Top of THE RECORDS
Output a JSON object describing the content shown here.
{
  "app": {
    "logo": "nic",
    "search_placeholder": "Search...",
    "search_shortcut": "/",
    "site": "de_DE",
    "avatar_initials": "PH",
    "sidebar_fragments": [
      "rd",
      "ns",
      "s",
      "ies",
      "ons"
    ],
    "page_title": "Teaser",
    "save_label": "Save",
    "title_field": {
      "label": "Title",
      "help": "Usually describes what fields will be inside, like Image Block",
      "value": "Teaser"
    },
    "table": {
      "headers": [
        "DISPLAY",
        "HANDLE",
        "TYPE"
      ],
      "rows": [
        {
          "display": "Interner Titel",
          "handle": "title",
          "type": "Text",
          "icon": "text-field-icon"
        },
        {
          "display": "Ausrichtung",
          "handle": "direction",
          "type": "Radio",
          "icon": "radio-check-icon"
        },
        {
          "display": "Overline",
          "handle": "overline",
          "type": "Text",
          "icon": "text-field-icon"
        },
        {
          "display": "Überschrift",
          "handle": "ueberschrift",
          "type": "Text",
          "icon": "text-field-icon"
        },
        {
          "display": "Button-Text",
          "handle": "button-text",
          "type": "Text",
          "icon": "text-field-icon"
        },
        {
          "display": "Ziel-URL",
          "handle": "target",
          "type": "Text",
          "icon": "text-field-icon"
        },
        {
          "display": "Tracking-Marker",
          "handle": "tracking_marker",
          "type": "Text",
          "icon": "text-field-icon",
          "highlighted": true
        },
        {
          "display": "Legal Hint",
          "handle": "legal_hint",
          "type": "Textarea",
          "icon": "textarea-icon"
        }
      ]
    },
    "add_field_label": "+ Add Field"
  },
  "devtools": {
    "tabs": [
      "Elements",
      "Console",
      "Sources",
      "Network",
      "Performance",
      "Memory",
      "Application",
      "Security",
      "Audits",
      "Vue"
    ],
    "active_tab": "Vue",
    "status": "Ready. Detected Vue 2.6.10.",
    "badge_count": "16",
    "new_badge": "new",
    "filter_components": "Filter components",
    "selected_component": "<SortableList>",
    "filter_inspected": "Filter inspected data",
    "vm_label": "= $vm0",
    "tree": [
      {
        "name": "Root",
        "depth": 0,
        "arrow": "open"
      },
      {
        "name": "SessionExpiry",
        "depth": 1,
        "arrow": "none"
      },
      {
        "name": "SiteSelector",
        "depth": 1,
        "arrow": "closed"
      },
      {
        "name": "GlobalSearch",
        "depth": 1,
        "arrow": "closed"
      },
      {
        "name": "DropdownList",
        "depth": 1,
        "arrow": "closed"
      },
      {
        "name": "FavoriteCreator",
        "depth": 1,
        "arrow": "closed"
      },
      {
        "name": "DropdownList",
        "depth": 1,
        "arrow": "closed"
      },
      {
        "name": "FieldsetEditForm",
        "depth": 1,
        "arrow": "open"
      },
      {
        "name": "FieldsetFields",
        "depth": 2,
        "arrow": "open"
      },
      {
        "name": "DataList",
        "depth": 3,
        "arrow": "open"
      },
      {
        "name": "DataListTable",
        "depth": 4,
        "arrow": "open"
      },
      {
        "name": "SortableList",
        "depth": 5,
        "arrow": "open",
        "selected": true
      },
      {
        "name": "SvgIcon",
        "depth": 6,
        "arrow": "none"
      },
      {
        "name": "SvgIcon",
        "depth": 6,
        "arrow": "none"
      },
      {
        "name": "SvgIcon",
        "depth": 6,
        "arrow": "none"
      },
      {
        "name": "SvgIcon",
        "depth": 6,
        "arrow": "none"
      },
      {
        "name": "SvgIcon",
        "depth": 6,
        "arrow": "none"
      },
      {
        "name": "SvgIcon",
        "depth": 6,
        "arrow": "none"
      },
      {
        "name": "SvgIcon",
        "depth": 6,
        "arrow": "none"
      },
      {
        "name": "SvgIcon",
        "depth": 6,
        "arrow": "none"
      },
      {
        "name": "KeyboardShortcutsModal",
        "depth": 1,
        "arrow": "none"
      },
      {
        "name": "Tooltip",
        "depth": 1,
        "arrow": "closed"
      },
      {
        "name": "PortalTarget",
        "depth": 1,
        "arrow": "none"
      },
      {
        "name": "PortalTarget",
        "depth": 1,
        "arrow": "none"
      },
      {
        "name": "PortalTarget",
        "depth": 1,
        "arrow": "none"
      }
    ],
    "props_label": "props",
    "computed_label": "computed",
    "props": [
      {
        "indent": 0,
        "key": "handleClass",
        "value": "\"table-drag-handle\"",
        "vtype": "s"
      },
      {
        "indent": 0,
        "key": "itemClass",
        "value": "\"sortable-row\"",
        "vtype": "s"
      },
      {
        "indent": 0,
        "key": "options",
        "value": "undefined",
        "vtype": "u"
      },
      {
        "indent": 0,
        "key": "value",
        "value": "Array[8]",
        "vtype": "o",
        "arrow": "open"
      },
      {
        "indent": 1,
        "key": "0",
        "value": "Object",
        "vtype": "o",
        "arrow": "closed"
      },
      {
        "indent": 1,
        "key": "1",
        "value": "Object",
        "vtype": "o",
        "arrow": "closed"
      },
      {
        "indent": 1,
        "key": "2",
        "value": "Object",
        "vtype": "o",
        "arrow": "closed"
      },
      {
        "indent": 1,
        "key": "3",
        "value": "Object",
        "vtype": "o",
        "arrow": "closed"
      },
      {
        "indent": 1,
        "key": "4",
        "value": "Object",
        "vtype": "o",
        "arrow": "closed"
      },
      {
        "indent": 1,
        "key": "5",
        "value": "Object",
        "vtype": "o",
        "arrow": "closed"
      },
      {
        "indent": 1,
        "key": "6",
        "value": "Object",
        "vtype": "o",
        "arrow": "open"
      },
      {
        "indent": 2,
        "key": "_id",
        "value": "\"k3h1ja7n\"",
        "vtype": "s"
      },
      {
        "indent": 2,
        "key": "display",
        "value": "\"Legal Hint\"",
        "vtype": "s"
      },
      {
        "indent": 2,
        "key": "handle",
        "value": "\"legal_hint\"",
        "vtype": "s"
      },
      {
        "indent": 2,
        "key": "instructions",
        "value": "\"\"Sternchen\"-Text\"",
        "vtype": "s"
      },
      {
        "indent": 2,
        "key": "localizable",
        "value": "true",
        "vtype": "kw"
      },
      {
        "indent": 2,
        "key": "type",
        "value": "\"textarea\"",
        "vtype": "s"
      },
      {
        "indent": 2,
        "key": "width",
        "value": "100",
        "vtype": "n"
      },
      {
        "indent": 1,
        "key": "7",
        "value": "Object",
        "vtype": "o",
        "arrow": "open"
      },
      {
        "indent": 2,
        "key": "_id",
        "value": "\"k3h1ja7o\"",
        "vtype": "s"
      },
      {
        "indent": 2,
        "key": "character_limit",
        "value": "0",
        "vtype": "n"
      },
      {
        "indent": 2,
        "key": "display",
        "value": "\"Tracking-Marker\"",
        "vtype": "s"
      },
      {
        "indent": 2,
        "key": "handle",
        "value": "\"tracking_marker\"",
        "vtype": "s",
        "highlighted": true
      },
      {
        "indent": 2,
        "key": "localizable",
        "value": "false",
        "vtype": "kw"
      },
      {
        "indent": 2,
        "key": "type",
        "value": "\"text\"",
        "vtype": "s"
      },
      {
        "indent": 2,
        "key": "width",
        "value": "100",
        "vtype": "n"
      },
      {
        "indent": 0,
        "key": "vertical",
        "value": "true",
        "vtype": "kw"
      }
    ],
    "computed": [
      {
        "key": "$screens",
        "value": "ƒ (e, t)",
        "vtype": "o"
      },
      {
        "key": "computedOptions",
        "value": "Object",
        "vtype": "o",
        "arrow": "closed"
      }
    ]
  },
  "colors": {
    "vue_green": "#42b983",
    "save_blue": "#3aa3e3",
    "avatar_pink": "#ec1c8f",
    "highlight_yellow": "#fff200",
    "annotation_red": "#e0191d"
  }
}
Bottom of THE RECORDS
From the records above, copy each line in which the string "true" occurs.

● **COMPLETED EXERCISE**
          "highlighted": true
        "selected": true
        "value": "true",
        "highlighted": true
        "value": "true",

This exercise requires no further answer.